*Pork shoulder (also referred to as pork butt) is fattier than the pork loin that some people use for pork and sauerkraut. I like the former because it becomes fork tender and is harder to dry out than the leaner loin. If you prefer to use the loin cut, do so but check it early so as not to overcook. The internal temperature of the loin shouldn’t exceed 145℉.
**We enjoy a mix of tart and sweet apples, like Granny Smith and Golden Delicious. If you like the tangy sauerkraut flavor to shine through, lean towards tart apples. Conversely, opt for sweet apples if you prefer to reduce the tang. Recently, I added half the apples, sliced, in the last hour of cooking, which provided a nice mix of texture and flavor.
***Someone recently mentioned to me that she enjoys her sauerkraut crunchy, so she stirs it in at the end. I loved that idea, but to reap full flavor benefitsI added half of the sauerkraut at the beginning, and the other half just before serving, letting it sit a few minutes to warm through.
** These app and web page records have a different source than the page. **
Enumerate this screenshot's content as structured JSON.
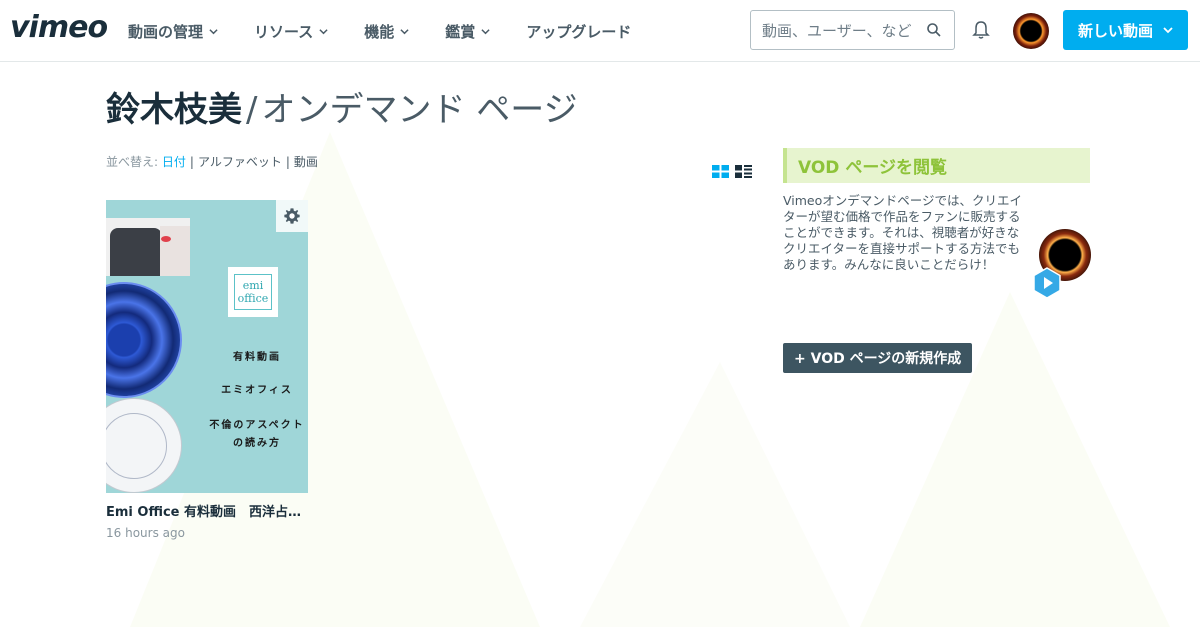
{
  "header": {
    "logo": "vimeo",
    "nav": [
      {
        "label": "動画の管理"
      },
      {
        "label": "リソース"
      },
      {
        "label": "機能"
      },
      {
        "label": "鑑賞"
      },
      {
        "label": "アップグレード"
      }
    ],
    "search_placeholder": "動画、ユーザー、など",
    "new_video_label": "新しい動画"
  },
  "page": {
    "owner": "鈴木枝美",
    "separator": "/",
    "title_suffix": "オンデマンド ページ"
  },
  "sort": {
    "label": "並べ替え:",
    "options": [
      "日付",
      "アルファベット",
      "動画"
    ],
    "active": "日付"
  },
  "videos": [
    {
      "title": "Emi Office 有料動画　西洋占星術",
      "time": "16 hours ago",
      "thumbnail": {
        "logo_text_1": "emi",
        "logo_text_2": "office",
        "lines": [
          "有料動画",
          "エミオフィス",
          "不倫のアスペクト",
          "の読み方"
        ]
      }
    }
  ],
  "vod_panel": {
    "header": "VOD ページを閲覧",
    "description": "Vimeoオンデマンドページでは、クリエイターが望む価格で作品をファンに販売することができます。それは、視聴者が好きなクリエイターを直接サポートする方法でもあります。みんなに良いことだらけ！",
    "create_label": "+ VOD ページの新規作成"
  },
  "colors": {
    "brand_blue": "#00adef",
    "vod_green": "#8ec33a",
    "vod_green_bg": "#e7f4cf",
    "dark_button": "#3d5561"
  }
}
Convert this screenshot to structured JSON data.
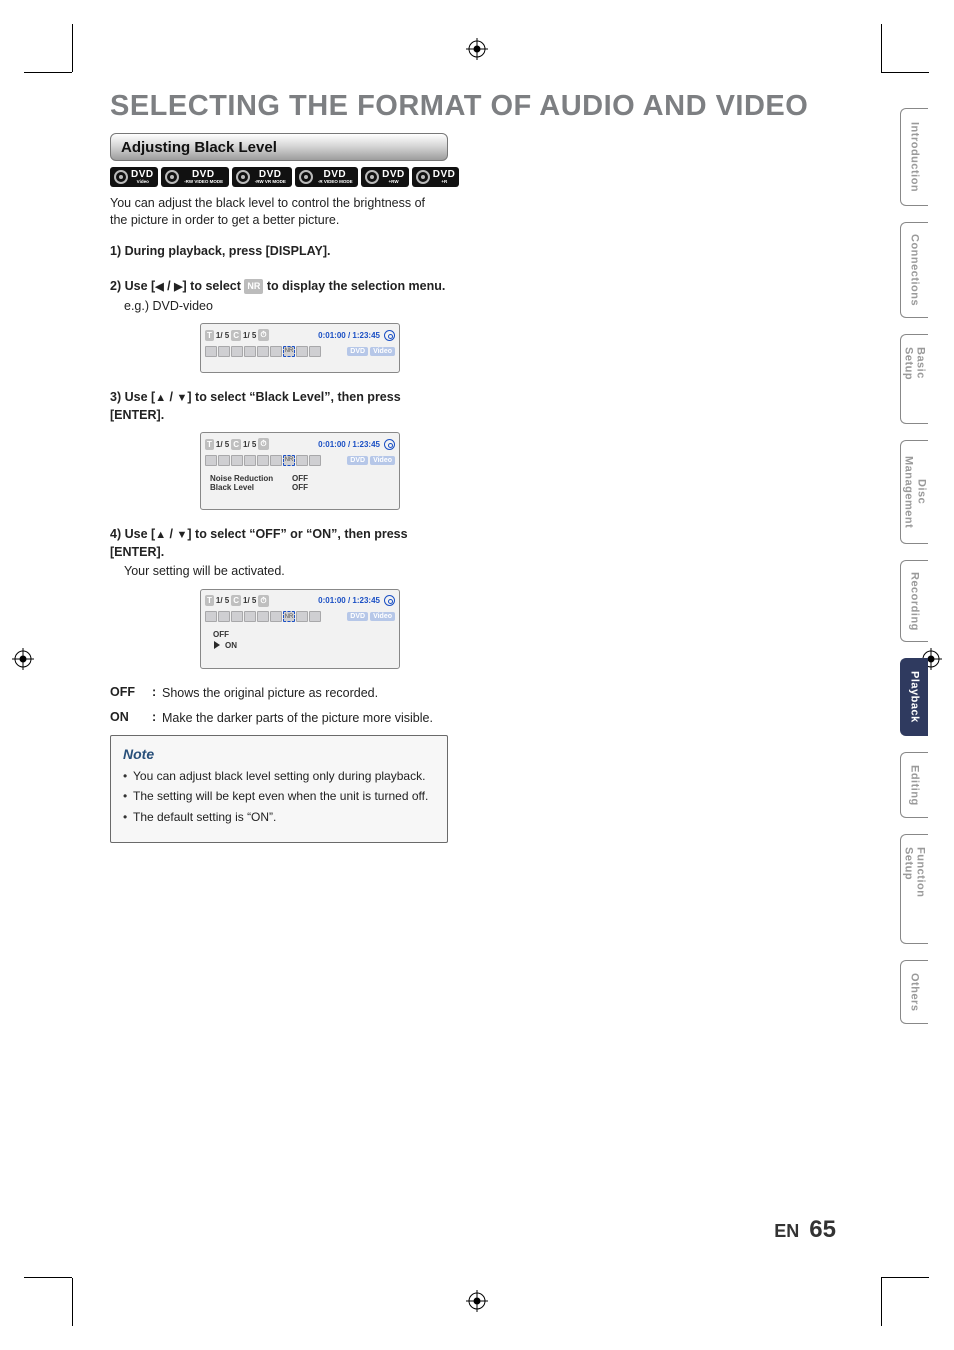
{
  "page": {
    "title": "SELECTING THE FORMAT OF AUDIO AND VIDEO",
    "footer_lang": "EN",
    "footer_page": "65"
  },
  "section": {
    "bar_title": "Adjusting Black Level"
  },
  "discs": [
    {
      "main": "DVD",
      "sub": "Video"
    },
    {
      "main": "DVD",
      "sub": "-RW VIDEO MODE"
    },
    {
      "main": "DVD",
      "sub": "-RW VR MODE"
    },
    {
      "main": "DVD",
      "sub": "-R VIDEO MODE"
    },
    {
      "main": "DVD",
      "sub": "+RW"
    },
    {
      "main": "DVD",
      "sub": "+R"
    }
  ],
  "intro": "You can adjust the black level to control the brightness of the picture in order to get a better picture.",
  "steps": {
    "s1": {
      "num": "1)",
      "body": "During playback, press [DISPLAY]."
    },
    "s2": {
      "num": "2)",
      "pre": "Use [",
      "mid1": " / ",
      "mid2": "] to select ",
      "nr": "NR",
      "post": " to display the selection menu.",
      "sub": "e.g.) DVD-video"
    },
    "s3": {
      "num": "3)",
      "pre": "Use [",
      "mid1": " / ",
      "post": "] to select “Black Level”, then press [ENTER]."
    },
    "s4": {
      "num": "4)",
      "pre": "Use [",
      "mid1": " / ",
      "post": "] to select “OFF” or “ON”, then press [ENTER].",
      "sub": "Your setting will be activated."
    }
  },
  "osd": {
    "row1": {
      "t_label": "T",
      "t_val": "1/  5",
      "c_label": "C",
      "c_val": "1/  5",
      "clock": "⏱",
      "time": "0:01:00 / 1:23:45"
    },
    "row2": {
      "dvd": "DVD",
      "video": "Video"
    },
    "menu": [
      {
        "label": "Noise Reduction",
        "value": "OFF"
      },
      {
        "label": "Black Level",
        "value": "OFF"
      }
    ],
    "toggle": {
      "opt1": "OFF",
      "opt2": "ON"
    },
    "mini_labels": [
      "",
      "",
      "",
      "",
      "",
      "",
      "NR",
      "",
      ""
    ]
  },
  "defs": {
    "off": {
      "k": "OFF",
      "v": "Shows the original picture as recorded."
    },
    "on": {
      "k": "ON",
      "v": "Make the darker parts of the picture more visible."
    }
  },
  "note": {
    "title": "Note",
    "items": [
      "You can adjust black level setting only during playback.",
      "The setting will be kept even when the unit is turned off.",
      "The default setting is “ON”."
    ]
  },
  "tabs": [
    {
      "label": "Introduction",
      "active": false,
      "h": "h1"
    },
    {
      "label": "Connections",
      "active": false,
      "h": "h2"
    },
    {
      "label": "Basic Setup",
      "active": false,
      "h": "h3"
    },
    {
      "label": "Disc\nManagement",
      "active": false,
      "h": "h4",
      "double": true
    },
    {
      "label": "Recording",
      "active": false,
      "h": "h5"
    },
    {
      "label": "Playback",
      "active": true,
      "h": "h6"
    },
    {
      "label": "Editing",
      "active": false,
      "h": "h7"
    },
    {
      "label": "Function Setup",
      "active": false,
      "h": "h8"
    },
    {
      "label": "Others",
      "active": false,
      "h": "h9"
    }
  ]
}
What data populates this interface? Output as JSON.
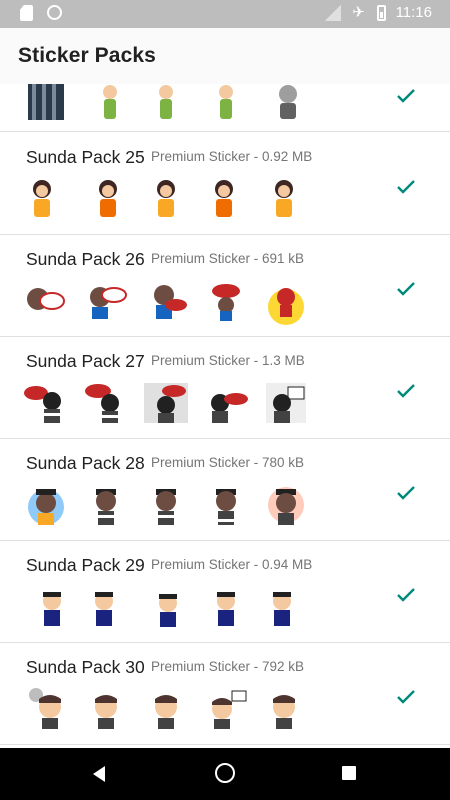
{
  "status_bar": {
    "time": "11:16",
    "icons": [
      "sd-card-icon",
      "circle-icon",
      "no-signal-icon",
      "airplane-icon",
      "battery-charging-icon"
    ]
  },
  "app": {
    "title": "Sticker Packs"
  },
  "colors": {
    "accent": "#00897b",
    "divider": "#e0e0e0",
    "status_bar": "#bdbdbd",
    "nav_bar": "#000000"
  },
  "packs": [
    {
      "name": "Sunda Pack 25",
      "meta": "Premium Sticker - 0.92 MB",
      "status_icon": "check-icon"
    },
    {
      "name": "Sunda Pack 26",
      "meta": "Premium Sticker - 691 kB",
      "status_icon": "check-icon"
    },
    {
      "name": "Sunda Pack 27",
      "meta": "Premium Sticker - 1.3 MB",
      "status_icon": "check-icon"
    },
    {
      "name": "Sunda Pack 28",
      "meta": "Premium Sticker - 780 kB",
      "status_icon": "check-icon"
    },
    {
      "name": "Sunda Pack 29",
      "meta": "Premium Sticker - 0.94 MB",
      "status_icon": "check-icon"
    },
    {
      "name": "Sunda Pack 30",
      "meta": "Premium Sticker - 792 kB",
      "status_icon": "check-icon"
    }
  ],
  "nav": {
    "icons": [
      "back-icon",
      "home-icon",
      "recents-icon"
    ]
  }
}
To add yet another layer of texture and interest, I also added about 2-3 cups of thinly sliced green cabbage in the final hour of cooking. The results? I’ve never heard such rave reviews…even from the people who are typically ho-hum about this annual tradition!
***Some people prefer a higher ratio of sauerkraut to pork, especially if they shred the pork and mix it into the sauerkraut for serving. In this case, feel free to use 1½ to 2 times the amount of sauerkraut specified, increasing the brown sugar proportionately.
A few more options:
•As mentioned above, some people enjoy the addition of caraway seeds, but those who don’t enjoy this flavor may omit them. Someone once told me that she adds whole peppercorns instead, although some may not like the hard peppercorns lurking in the sauerkraut.
•One reader told me that her family likes it when she adds 2 tablespoons of barbecue sauce instead of brown sugar, and that it adds a nice hint of color to the sauerkraut. (If using the optional rub, however, the paprika in it lends appealing color.)
•You may serve the apples as is or mash them with a fork, removing the skins, and blending them into the sauerkraut. If you prefer firmer apples, add them midway through the cooking time. If you would like slices, you could add them in the final hour.
•For those who appreciate the full-on tanginess of sauerkraut, use tart apples and omit the brown sugar.
•I’ve heard from readers and friends who use root beer or apple juice instead of wine or beer for the added sweetness.
Optional spice rub:
For an added layer of flavor, instead of simply salting and peppering the pork, sprinkle the trimmed pork shoulder with the following spice rub, and then cover and refrigerate the roast for up to 24 hours.
•2 teaspoons paprika (I use sweet, not smoked)
•1 teaspoon each kosher salt and freshly ground black pepper
•½ teaspoon each dried sage and dried thyme
•¼ teaspoon mustard powder
Combine in a small bowl, cover and store at room temperature until ready to use.